Role of radio in communication
The saying ‘information is power’ has indeed become a cliché and like all clichés it holds a truth and therefore the need to focus on the kinds of information available and the means by which information is produced, disseminated and received is of critical importance. The media, be it be the television, radio or internet, provides us not simply with information about the world but with ways of understanding and making sense of it. When considering the impact of media on communication, one cannot overlook the inevitably selective nature of media representations, ideological power of the very naturalness of media constructions, the ‘taken for granted’ assumptions of media convention and norms, the agenda setting functions and the media’s amplification of dominant discourses or ways of making sense of the world. It is however worthwhile to note the irony that media indeed are not the definers of ‘reality’ but are merely the relayers of definitions, agendas whose origins lays elsewhere, ie in the judicial, political, economic, military and civil institutions of the society.

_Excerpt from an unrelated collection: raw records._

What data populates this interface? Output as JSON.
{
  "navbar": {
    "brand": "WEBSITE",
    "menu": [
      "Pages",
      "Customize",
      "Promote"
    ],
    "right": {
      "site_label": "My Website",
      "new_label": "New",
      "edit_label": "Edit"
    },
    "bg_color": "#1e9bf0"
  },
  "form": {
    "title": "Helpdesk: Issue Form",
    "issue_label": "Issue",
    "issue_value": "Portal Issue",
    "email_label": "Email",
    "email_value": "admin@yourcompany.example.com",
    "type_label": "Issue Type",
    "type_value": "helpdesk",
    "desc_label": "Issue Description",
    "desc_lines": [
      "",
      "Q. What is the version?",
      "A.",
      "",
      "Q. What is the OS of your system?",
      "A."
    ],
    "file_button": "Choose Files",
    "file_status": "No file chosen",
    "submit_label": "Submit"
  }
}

Radio, which is indeed a part of the general term media, has played its part in the relay, reception of information and their varied effects on the society as a whole. Radio has had its impact because the audience it caters to cannot be regarded as passive receivers of content but are rather active and ceaseless producers of meaning. Radio offers diversified contents and a range of perspectives from which to make sense of it. These perspectives are then worked upon by audiences. They are often disputed, argued with, misunderstood, modified and generally subject to complex processes of negotiation, acceptance and rejection.